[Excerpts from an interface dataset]
————————

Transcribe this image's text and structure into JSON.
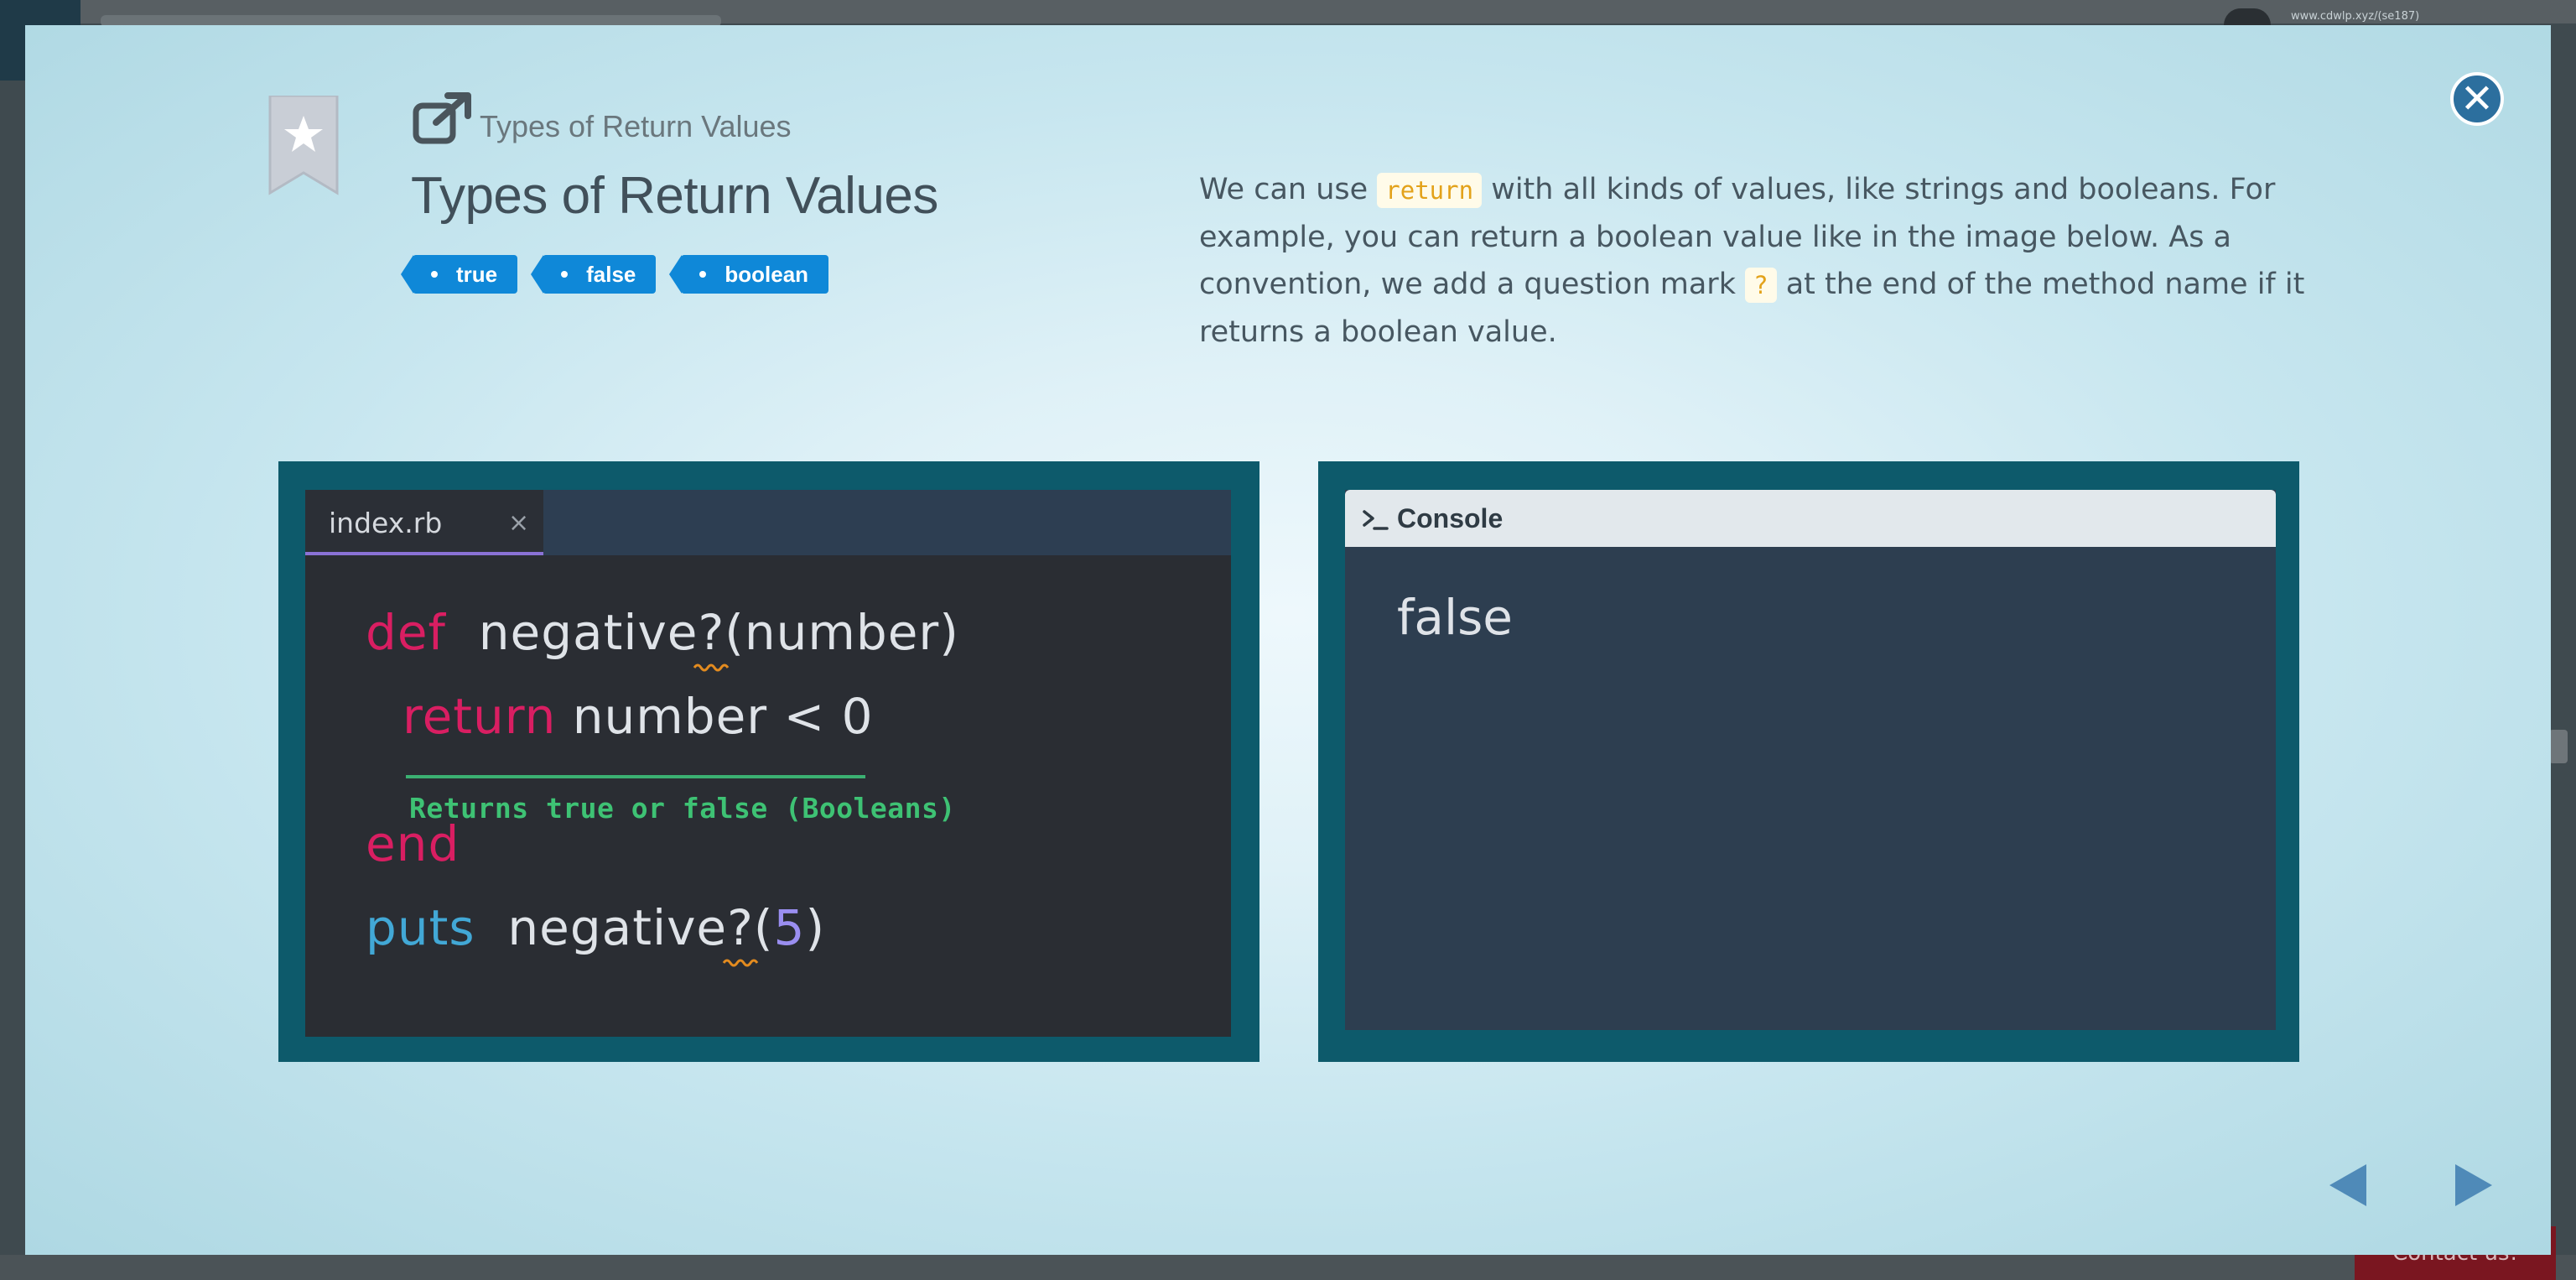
{
  "background": {
    "url_fragment": "www.cdwlp.xyz/(se187)",
    "contact_label": "Contact us!"
  },
  "modal": {
    "breadcrumb": "Types of Return Values",
    "title": "Types of Return Values",
    "tags": [
      "true",
      "false",
      "boolean"
    ],
    "description": {
      "part1": "We can use ",
      "code1": "return",
      "part2": " with all kinds of values, like strings and booleans. For example, you can return a boolean value like in the image below. As a convention, we add a question mark ",
      "code2": "?",
      "part3": " at the end of the method name if it returns a boolean value."
    },
    "editor": {
      "tab_label": "index.rb",
      "tab_close": "×",
      "lines": {
        "l1_kw": "def",
        "l1_name": " negative",
        "l1_q": "?",
        "l1_rest": "(number)",
        "l2_kw": "return",
        "l2_rest": " number < 0",
        "note": "Returns true or false (Booleans)",
        "l3_kw": "end",
        "l4_kw": "puts",
        "l4_name": "  negative",
        "l4_q": "?",
        "l4_open": "(",
        "l4_num": "5",
        "l4_close": ")"
      }
    },
    "console": {
      "title": "Console",
      "output": "false"
    },
    "colors": {
      "accent": "#0f88d8",
      "panel": "#0d5a6b",
      "keyword": "#d91e62",
      "builtin": "#42a8d6",
      "comment": "#3ec274"
    },
    "icons": [
      "bookmark-star-icon",
      "external-link-icon",
      "close-icon",
      "console-prompt-icon",
      "prev-arrow-icon",
      "next-arrow-icon"
    ]
  }
}
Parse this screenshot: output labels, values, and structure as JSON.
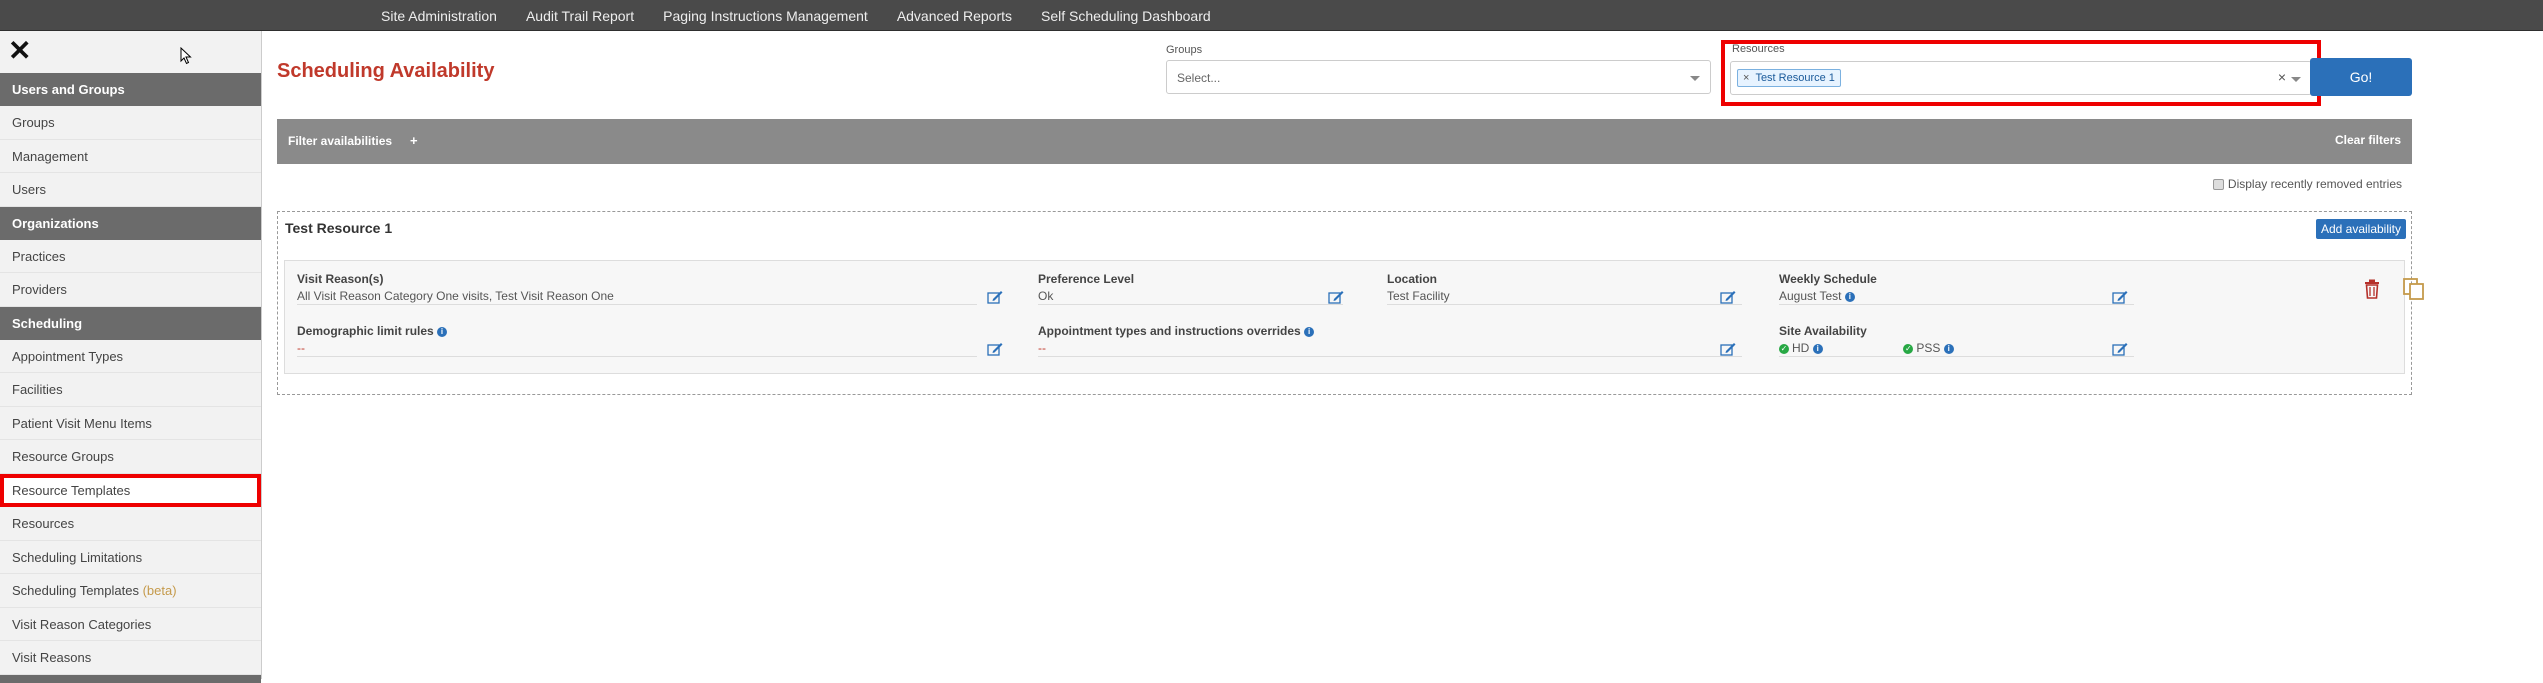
{
  "topnav": [
    "Site Administration",
    "Audit Trail Report",
    "Paging Instructions Management",
    "Advanced Reports",
    "Self Scheduling Dashboard"
  ],
  "sidebar": {
    "sections": [
      {
        "header": "Users and Groups",
        "items": [
          "Groups",
          "Management",
          "Users"
        ]
      },
      {
        "header": "Organizations",
        "items": [
          "Practices",
          "Providers"
        ]
      },
      {
        "header": "Scheduling",
        "items": [
          "Appointment Types",
          "Facilities",
          "Patient Visit Menu Items",
          "Resource Groups",
          "Resource Templates",
          "Resources",
          "Scheduling Limitations",
          "Scheduling Templates",
          "Visit Reason Categories",
          "Visit Reasons"
        ]
      }
    ],
    "beta_label": "(beta)",
    "selected_item": "Resource Templates"
  },
  "page": {
    "title": "Scheduling Availability",
    "groups_label": "Groups",
    "groups_placeholder": "Select...",
    "resources_label": "Resources",
    "resource_tag": "Test Resource 1",
    "tag_remove": "×",
    "clear_x": "×",
    "go_label": "Go!",
    "filter_label": "Filter availabilities",
    "filter_plus": "+",
    "clear_filters": "Clear filters",
    "recent_label": "Display recently removed entries"
  },
  "resource": {
    "name": "Test Resource 1",
    "add_label": "Add availability",
    "visit_reasons_label": "Visit Reason(s)",
    "visit_reasons_value": "All Visit Reason Category One visits, Test Visit Reason One",
    "preference_label": "Preference Level",
    "preference_value": "Ok",
    "location_label": "Location",
    "location_value": "Test Facility",
    "weekly_label": "Weekly Schedule",
    "weekly_value": "August Test",
    "demographic_label": "Demographic limit rules",
    "demographic_value": "--",
    "overrides_label": "Appointment types and instructions overrides",
    "overrides_value": "--",
    "site_label": "Site Availability",
    "site_hd": "HD",
    "site_pss": "PSS"
  },
  "colors": {
    "accent_title": "#c0392b",
    "primary_button": "#2b70b9",
    "highlight_box": "#ee0000"
  }
}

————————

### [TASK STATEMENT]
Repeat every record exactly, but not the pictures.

### [THE COMPLETED TASK]
Transcribe this image's text and structure into JSON.
{
  "background": {
    "url_fragment": "www.cdwlp.xyz/(se187)",
    "contact_label": "Contact us!"
  },
  "modal": {
    "breadcrumb": "Types of Return Values",
    "title": "Types of Return Values",
    "tags": [
      "true",
      "false",
      "boolean"
    ],
    "description": {
      "part1": "We can use ",
      "code1": "return",
      "part2": " with all kinds of values, like strings and booleans. For example, you can return a boolean value like in the image below. As a convention, we add a question mark ",
      "code2": "?",
      "part3": " at the end of the method name if it returns a boolean value."
    },
    "editor": {
      "tab_label": "index.rb",
      "tab_close": "×",
      "lines": {
        "l1_kw": "def",
        "l1_name": " negative",
        "l1_q": "?",
        "l1_rest": "(number)",
        "l2_kw": "return",
        "l2_rest": " number < 0",
        "note": "Returns true or false (Booleans)",
        "l3_kw": "end",
        "l4_kw": "puts",
        "l4_name": "  negative",
        "l4_q": "?",
        "l4_open": "(",
        "l4_num": "5",
        "l4_close": ")"
      }
    },
    "console": {
      "title": "Console",
      "output": "false"
    },
    "colors": {
      "accent": "#0f88d8",
      "panel": "#0d5a6b",
      "keyword": "#d91e62",
      "builtin": "#42a8d6",
      "comment": "#3ec274"
    },
    "icons": [
      "bookmark-star-icon",
      "external-link-icon",
      "close-icon",
      "console-prompt-icon",
      "prev-arrow-icon",
      "next-arrow-icon"
    ]
  }
}
Parse this screenshot: output labels, values, and structure as JSON.
{
  "topnav": [
    "Site Administration",
    "Audit Trail Report",
    "Paging Instructions Management",
    "Advanced Reports",
    "Self Scheduling Dashboard"
  ],
  "sidebar": {
    "sections": [
      {
        "header": "Users and Groups",
        "items": [
          "Groups",
          "Management",
          "Users"
        ]
      },
      {
        "header": "Organizations",
        "items": [
          "Practices",
          "Providers"
        ]
      },
      {
        "header": "Scheduling",
        "items": [
          "Appointment Types",
          "Facilities",
          "Patient Visit Menu Items",
          "Resource Groups",
          "Resource Templates",
          "Resources",
          "Scheduling Limitations",
          "Scheduling Templates",
          "Visit Reason Categories",
          "Visit Reasons"
        ]
      }
    ],
    "beta_label": "(beta)",
    "selected_item": "Resource Templates"
  },
  "page": {
    "title": "Scheduling Availability",
    "groups_label": "Groups",
    "groups_placeholder": "Select...",
    "resources_label": "Resources",
    "resource_tag": "Test Resource 1",
    "tag_remove": "×",
    "clear_x": "×",
    "go_label": "Go!",
    "filter_label": "Filter availabilities",
    "filter_plus": "+",
    "clear_filters": "Clear filters",
    "recent_label": "Display recently removed entries"
  },
  "resource": {
    "name": "Test Resource 1",
    "add_label": "Add availability",
    "visit_reasons_label": "Visit Reason(s)",
    "visit_reasons_value": "All Visit Reason Category One visits, Test Visit Reason One",
    "preference_label": "Preference Level",
    "preference_value": "Ok",
    "location_label": "Location",
    "location_value": "Test Facility",
    "weekly_label": "Weekly Schedule",
    "weekly_value": "August Test",
    "demographic_label": "Demographic limit rules",
    "demographic_value": "--",
    "overrides_label": "Appointment types and instructions overrides",
    "overrides_value": "--",
    "site_label": "Site Availability",
    "site_hd": "HD",
    "site_pss": "PSS"
  },
  "colors": {
    "accent_title": "#c0392b",
    "primary_button": "#2b70b9",
    "highlight_box": "#ee0000"
  }
}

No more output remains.